__Task objective__
Among the entries, which lines carry the string "this"? Copy each of them.

__Information shown__
#####

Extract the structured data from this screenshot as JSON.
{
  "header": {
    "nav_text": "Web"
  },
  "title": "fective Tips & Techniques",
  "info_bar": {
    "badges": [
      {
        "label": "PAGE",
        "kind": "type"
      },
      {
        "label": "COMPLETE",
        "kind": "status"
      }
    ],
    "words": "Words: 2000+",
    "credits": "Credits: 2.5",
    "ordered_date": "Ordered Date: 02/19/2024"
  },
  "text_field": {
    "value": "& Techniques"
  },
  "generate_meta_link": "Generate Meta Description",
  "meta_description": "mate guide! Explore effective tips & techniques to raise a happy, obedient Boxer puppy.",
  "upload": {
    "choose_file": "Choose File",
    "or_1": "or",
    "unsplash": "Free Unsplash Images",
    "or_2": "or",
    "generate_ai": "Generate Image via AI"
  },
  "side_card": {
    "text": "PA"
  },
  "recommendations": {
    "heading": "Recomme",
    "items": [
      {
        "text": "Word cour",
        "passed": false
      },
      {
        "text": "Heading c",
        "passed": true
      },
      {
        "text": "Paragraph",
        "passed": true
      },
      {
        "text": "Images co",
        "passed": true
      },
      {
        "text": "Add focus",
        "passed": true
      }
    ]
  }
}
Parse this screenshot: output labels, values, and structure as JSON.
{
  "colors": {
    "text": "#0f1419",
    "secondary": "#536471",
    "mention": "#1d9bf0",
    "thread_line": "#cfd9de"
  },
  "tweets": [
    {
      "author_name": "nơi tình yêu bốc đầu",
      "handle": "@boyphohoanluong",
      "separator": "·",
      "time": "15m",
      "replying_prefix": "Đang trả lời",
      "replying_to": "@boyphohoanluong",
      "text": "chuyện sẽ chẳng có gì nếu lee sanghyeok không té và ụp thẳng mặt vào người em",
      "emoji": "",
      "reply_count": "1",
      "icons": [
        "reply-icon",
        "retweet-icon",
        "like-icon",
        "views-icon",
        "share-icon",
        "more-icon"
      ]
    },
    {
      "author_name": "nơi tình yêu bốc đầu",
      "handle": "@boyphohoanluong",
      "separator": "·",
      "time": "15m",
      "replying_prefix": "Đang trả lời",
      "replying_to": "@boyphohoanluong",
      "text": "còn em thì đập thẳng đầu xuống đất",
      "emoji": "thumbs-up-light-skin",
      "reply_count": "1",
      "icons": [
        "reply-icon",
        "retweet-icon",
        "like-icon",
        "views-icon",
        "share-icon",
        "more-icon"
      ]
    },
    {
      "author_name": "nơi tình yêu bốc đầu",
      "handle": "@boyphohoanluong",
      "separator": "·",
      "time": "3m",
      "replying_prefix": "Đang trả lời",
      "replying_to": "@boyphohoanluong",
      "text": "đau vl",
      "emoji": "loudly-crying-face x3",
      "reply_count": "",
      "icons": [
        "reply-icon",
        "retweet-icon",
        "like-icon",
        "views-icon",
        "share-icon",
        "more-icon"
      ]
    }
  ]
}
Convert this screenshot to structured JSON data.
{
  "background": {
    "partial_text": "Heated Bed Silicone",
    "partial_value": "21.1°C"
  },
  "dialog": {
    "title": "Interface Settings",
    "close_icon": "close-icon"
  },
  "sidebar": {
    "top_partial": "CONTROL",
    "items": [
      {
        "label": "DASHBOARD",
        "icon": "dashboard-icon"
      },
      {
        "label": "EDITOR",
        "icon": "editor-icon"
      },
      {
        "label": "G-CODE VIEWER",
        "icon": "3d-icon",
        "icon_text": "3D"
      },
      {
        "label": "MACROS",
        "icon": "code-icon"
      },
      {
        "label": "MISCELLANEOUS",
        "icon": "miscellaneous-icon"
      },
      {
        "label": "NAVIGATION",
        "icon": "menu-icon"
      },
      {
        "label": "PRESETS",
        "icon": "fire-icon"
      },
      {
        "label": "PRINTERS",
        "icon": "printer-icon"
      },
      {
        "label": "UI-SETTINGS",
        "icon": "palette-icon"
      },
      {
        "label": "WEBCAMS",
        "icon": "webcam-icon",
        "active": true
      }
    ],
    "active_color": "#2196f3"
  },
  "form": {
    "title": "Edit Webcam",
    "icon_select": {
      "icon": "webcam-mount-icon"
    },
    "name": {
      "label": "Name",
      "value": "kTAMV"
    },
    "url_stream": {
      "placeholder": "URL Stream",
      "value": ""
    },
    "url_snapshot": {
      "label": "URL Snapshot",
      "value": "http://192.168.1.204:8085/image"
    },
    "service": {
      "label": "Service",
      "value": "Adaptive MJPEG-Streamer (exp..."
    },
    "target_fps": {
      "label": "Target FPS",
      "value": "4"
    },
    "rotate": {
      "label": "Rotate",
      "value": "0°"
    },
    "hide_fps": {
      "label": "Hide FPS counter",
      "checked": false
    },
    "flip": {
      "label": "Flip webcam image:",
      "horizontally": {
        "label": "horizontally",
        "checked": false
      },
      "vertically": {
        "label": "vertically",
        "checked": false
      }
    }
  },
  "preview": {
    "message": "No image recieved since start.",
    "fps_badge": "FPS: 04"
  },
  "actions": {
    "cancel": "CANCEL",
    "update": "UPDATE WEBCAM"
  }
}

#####

__Final answer__
Extract the structured data from this screenshot as JSON.
Parse this screenshot: output labels, values, and structure as JSON.
Convert this screenshot to structured JSON data.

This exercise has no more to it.